But the Dolphins have not produced a study of the current project to show it will create more than 4,000 local jobs. Instead, the team is using cocktail napkin estimates here: If a $225 million project would create 3,740 jobs, then a $350 million project would create at least 4,000, they say.
"It’s a conservative estimate of jobs that this will create," Jotkoff said.
These 4,000 jobs are associated with the 25-month construction project. Jotkoff said some of the jobs will continue beyond the 25 months but he had no details as to how many.
We sent the Dolphins’ jobs claim and a summary of the 2010 study to multiple economists, including some who specialize in the business of sports. They raised several caveats about the job growth figures. One noted the study was paid for by the team, so it wasn’t an independent analysis.
"The problem is that these jobs have to be financed," said Smith College economics professor Andrew Zimbalist. "Would it create jobs if the county hired 1,000 workers to dig a big hole and then a 1,000 more to fill it up? If so, then no city would ever have any unemployment."
(Zimbalist is a consultant for Major League Baseball but told PolitiFact he does not consult for the NFL.)
The Dolphins based the 4,000 “new local jobs” number on a 2010 study of a $225 million project that concluded 3,740 jobs in Miami-Dade and Broward. They haven’t shown any study of the current project to support their claim that it will create more than 4,000 local jobs. Instead, they tacked on an extra 260 jobs to the new $350 million project and say that’s conservative.
The key omission here is that these are jobs associated with the 25-month stadium renovation project and include temporary positions. The Dolphins say that some jobs would continue, but they have provided no details as to how many of those 4,000 jobs would extend beyond the construction phase.

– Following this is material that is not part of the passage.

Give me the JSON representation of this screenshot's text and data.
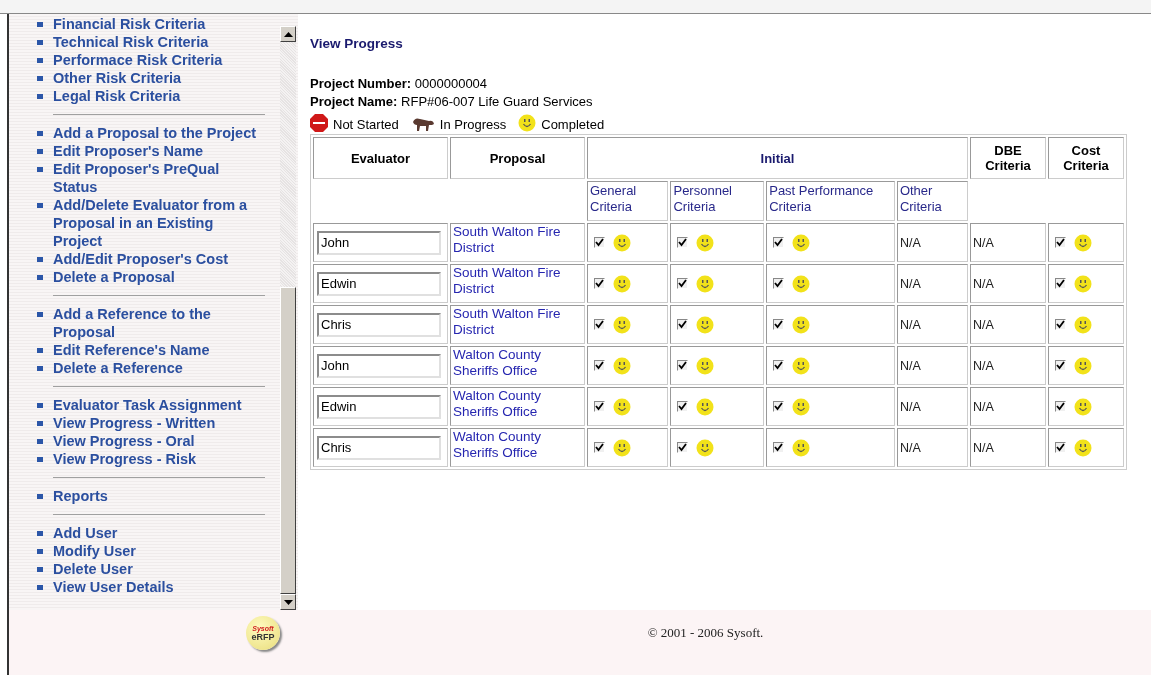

To get those jobs, the team would receive $379 million from the state and county over about three decades, and eventually pay back about $159 million. As to whether the jobs will be local, the team has set a goal to hire the vast majority of the workers from Miami-Dade County but there is no financial penalty if they fail to do so. We rate this claim Half True.
Miami Herald reporters Patricia Mazzei and Doug Hanks contributed to this report.